The plaintiff, in his amended complaint, claims that he paid the original consideration for these lands, and is entitled to a conveyance of them upon his paying to the defendant Patterson such sum as, upon a proper accounting, he ought to pay; Patterson being charged with such sums as he received on account of the premises, or the lots into which they were divided by him.
We are of opinion that the plaintiff is not entitled to relief to that extent. But he is entitled to a decree setting aside and annulling the deed purporting to have been executed by Patterson to Martin, the deed from Boehme to Patterson, and the deed to Boehme from Patterson and Dickson and their wives, respectively, leaving the title to the premises in question where it was prior to the execution of the last-named deed; such decree to be without prejudice to any valid rights acquired by parties who purchased in good faith from Patterson while the fee was in him alone.

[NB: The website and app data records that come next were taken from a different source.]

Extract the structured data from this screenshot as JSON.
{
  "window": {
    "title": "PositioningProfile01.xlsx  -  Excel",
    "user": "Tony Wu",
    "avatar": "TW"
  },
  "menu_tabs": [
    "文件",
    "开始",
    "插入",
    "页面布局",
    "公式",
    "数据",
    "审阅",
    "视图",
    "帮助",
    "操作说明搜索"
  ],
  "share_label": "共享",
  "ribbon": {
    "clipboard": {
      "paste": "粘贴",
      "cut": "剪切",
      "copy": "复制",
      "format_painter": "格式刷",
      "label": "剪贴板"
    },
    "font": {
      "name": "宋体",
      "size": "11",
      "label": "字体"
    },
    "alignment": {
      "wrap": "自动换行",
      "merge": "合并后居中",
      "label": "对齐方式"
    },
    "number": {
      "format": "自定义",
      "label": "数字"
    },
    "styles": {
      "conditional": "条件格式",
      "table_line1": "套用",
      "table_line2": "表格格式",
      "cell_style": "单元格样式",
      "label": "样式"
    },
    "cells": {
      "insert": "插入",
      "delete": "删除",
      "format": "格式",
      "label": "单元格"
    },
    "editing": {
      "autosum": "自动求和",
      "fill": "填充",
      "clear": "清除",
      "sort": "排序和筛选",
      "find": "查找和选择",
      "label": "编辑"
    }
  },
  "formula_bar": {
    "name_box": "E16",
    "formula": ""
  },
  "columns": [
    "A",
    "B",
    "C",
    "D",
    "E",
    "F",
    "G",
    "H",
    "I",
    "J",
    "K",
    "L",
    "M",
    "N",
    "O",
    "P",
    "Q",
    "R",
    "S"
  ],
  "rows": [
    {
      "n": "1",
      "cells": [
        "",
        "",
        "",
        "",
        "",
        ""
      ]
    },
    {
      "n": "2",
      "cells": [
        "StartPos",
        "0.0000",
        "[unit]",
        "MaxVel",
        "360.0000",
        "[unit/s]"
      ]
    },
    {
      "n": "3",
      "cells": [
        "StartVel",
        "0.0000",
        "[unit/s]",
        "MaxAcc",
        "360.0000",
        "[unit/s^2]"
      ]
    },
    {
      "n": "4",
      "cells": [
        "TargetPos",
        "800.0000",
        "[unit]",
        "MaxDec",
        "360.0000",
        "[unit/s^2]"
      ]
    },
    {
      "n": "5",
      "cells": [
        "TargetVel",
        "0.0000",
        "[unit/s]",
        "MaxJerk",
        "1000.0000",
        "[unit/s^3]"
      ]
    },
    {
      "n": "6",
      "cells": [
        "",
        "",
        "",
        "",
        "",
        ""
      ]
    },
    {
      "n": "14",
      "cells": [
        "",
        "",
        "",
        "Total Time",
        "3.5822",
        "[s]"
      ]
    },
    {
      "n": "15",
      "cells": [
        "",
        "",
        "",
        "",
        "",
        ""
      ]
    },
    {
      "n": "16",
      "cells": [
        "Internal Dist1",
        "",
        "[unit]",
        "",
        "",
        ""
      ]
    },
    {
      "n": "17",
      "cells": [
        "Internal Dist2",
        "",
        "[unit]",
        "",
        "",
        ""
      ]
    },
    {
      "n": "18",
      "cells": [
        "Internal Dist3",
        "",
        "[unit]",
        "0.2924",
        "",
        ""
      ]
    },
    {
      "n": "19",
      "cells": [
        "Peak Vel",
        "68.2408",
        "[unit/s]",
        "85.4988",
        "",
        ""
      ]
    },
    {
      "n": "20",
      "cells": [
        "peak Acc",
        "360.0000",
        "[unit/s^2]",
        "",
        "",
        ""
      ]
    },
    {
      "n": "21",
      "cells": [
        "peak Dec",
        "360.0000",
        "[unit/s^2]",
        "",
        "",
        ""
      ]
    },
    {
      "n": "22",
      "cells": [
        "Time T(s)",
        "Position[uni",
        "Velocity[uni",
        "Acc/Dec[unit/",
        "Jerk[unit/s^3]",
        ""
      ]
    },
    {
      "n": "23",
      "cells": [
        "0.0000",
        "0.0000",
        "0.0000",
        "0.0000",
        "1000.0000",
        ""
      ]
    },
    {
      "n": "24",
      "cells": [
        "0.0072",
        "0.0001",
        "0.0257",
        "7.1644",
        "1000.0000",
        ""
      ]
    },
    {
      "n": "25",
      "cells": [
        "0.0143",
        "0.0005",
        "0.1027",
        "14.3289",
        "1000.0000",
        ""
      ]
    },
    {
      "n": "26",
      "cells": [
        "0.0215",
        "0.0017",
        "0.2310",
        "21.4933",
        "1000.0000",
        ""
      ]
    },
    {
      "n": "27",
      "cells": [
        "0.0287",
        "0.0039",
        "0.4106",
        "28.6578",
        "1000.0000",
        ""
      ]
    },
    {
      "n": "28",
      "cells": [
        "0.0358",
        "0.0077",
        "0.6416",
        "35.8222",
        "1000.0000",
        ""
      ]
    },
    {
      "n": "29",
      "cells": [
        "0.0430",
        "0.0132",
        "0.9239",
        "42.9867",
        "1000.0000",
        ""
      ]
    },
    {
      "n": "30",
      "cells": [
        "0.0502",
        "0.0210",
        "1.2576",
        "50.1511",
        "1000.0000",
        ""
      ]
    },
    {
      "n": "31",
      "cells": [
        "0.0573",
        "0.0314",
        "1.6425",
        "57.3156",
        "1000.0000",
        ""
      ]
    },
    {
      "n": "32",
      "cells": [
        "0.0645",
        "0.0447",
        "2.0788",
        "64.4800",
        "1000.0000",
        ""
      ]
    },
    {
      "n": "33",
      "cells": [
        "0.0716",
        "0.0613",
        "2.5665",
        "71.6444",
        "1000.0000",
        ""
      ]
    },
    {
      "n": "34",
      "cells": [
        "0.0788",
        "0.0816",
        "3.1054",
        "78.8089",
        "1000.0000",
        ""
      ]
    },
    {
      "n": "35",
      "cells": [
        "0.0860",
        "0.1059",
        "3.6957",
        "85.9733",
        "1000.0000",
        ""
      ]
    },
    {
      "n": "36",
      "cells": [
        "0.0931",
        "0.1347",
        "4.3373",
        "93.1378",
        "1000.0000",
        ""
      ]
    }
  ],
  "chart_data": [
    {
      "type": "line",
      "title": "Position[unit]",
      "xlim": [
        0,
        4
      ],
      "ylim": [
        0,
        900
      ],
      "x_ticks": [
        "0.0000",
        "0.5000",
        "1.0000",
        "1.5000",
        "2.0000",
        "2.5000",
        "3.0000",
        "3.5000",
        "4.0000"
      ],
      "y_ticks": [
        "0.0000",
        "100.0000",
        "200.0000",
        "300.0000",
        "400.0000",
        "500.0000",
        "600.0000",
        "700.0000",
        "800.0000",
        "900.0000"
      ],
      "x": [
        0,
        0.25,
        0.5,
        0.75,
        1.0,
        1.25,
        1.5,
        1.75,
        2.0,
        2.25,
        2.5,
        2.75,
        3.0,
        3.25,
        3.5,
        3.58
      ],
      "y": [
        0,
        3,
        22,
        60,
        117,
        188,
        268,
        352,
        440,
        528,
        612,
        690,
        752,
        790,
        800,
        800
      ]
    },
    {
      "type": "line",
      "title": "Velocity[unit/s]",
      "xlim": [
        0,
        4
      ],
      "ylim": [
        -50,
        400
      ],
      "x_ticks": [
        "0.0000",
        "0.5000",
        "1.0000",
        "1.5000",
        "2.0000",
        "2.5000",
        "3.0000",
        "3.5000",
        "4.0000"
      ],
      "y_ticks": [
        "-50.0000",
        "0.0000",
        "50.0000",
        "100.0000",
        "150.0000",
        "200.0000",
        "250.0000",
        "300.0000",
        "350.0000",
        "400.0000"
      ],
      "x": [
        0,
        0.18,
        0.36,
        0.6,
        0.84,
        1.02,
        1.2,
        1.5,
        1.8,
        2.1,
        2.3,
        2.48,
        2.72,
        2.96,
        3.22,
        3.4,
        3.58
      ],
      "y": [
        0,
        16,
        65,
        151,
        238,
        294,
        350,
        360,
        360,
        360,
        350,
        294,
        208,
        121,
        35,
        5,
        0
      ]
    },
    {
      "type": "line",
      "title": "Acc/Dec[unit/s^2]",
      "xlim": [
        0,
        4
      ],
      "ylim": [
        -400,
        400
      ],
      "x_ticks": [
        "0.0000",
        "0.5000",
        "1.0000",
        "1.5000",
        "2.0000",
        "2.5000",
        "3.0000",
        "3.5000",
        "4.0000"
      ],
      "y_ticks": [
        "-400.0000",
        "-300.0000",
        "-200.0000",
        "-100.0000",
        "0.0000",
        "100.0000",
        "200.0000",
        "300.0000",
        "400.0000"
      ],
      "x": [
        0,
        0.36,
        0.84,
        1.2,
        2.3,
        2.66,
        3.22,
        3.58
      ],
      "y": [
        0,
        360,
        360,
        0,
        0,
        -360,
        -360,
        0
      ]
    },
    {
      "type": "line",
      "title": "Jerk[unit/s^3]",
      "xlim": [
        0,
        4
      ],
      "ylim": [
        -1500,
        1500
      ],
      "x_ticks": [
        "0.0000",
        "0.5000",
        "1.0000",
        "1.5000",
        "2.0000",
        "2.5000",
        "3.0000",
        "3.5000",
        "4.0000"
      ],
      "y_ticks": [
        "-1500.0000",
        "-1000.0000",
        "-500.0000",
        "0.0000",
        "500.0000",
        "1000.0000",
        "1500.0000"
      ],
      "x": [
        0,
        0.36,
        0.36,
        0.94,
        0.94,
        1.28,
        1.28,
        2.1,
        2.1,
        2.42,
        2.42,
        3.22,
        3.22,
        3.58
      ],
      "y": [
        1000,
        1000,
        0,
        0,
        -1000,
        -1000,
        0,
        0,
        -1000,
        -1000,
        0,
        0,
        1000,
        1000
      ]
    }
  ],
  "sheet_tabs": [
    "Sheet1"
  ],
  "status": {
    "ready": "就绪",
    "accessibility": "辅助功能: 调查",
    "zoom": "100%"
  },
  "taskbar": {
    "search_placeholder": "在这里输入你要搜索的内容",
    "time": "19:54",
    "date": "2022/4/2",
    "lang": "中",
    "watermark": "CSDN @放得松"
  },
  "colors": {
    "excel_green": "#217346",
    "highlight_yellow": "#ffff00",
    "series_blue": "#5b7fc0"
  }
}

The cause should be referred to a commissioner for an accounting between Dickson and Patterson in respect of the sums paid by them, respectively, on the original purchase, as evidenced by the deed of June 9, 1885, from Tukey and Keysor and their wives, respectively, to Patterson and Dickson; Dickson in such accounting to have credit for one-half of all amounts received by Patterson on the sales by him of any of the lots into which the ten acres were subdivided, and Patterson to have credit for any sums paid by him in discharge of taxes, or other charges upon the property.
The decree is reversed, and the cause remanded for such further proceedings as are not inconsistent with this opinion.